(b) C = Q/V; Qf = CV = (5 x10 - 6 f) (12 V) = 60 x 10 - 6 C = 60 mC
(c) t = RC = (2 x 106 W)(5 x1 0 - 6 f) = 10 s
(d) q = q(t) = Qf e - t/t = [60 mC] e - 5s/10s = [60 mC] e - 0.5

q(5s) = [60 mC][1 - 0.6065]

q(5s) = [60 mC][0.3935] = 23.6 mC

Conceptual Questions:
1.
Two lightbulbs both operate from 110 V, but one has a power rating of 25 W and the other, of 100 W. Which bulb carries the greater current?
P = I V = I2 R = V2/R

Use P = I V or I = P / V

For the same voltage (110 V), the current is proportional to the power. So the 100 W bulb carries four times the current of the 25 W bulb.

Q2. How would you connect resistors so that the equivalent resistance is smaller than the individual resistance?

Resistors in paralled will provide an equivalent resistance that is smaller than the smallest individual resistance.

Q3. At a given instant, a proton moves in the positive x cirection in a region where there is a magnetic field in the negative z direction. What is the direction of the magnetic force? Does the proton continue to move in the positive x direction?

The vector v x B points along the positive y-direction. For a proton, q is positive, so the Force vector F = q v x B also points along the positive y-direction. With a force on it in the positive y-direction, the proton will be moved from its initial path. The proton will move in a circle in a plane parallel to the xy-plane.

Q4. Explain why two parallel wires carrying currents in the same direction attract each other.

Look at the magnetic field caused by the left current.

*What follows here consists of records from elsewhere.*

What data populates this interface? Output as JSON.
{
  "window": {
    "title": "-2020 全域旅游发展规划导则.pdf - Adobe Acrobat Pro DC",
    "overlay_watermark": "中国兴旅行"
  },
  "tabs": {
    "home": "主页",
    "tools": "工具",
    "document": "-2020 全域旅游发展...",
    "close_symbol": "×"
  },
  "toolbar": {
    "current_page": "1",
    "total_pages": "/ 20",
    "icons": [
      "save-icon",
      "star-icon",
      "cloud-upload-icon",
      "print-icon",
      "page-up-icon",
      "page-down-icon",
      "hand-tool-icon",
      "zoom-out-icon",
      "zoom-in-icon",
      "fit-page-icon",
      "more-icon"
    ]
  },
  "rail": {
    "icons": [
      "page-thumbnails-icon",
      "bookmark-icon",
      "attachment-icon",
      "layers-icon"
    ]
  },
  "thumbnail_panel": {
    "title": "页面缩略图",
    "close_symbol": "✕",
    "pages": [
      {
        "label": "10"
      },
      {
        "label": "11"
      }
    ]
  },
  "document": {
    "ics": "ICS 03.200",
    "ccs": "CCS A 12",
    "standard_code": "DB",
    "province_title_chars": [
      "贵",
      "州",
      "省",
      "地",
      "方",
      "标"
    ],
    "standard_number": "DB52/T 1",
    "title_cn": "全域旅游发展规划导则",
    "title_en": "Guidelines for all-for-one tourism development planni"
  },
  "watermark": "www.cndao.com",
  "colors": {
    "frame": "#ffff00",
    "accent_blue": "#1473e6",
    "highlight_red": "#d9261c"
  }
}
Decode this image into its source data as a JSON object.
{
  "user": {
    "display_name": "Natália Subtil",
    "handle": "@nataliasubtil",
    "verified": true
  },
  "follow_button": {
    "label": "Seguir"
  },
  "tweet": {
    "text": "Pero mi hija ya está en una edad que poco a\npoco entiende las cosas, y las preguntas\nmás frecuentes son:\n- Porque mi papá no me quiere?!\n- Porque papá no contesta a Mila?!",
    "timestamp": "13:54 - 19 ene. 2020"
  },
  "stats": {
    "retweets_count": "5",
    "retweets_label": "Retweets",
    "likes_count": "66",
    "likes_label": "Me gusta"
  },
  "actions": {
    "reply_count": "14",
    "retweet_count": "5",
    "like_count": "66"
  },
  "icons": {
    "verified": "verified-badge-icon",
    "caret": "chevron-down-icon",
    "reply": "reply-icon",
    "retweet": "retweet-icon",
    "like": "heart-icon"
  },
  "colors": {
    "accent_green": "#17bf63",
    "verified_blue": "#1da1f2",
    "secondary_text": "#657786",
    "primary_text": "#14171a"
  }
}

At the location of the right current, B points down. The current in the conductor on the right is pointing into the page (or the screen) so the magnetic force F is to the left, toward the other current-carrying conductor. By Newton’s Third Law, the force on the left current will be just the opposite. These are forces of attraction.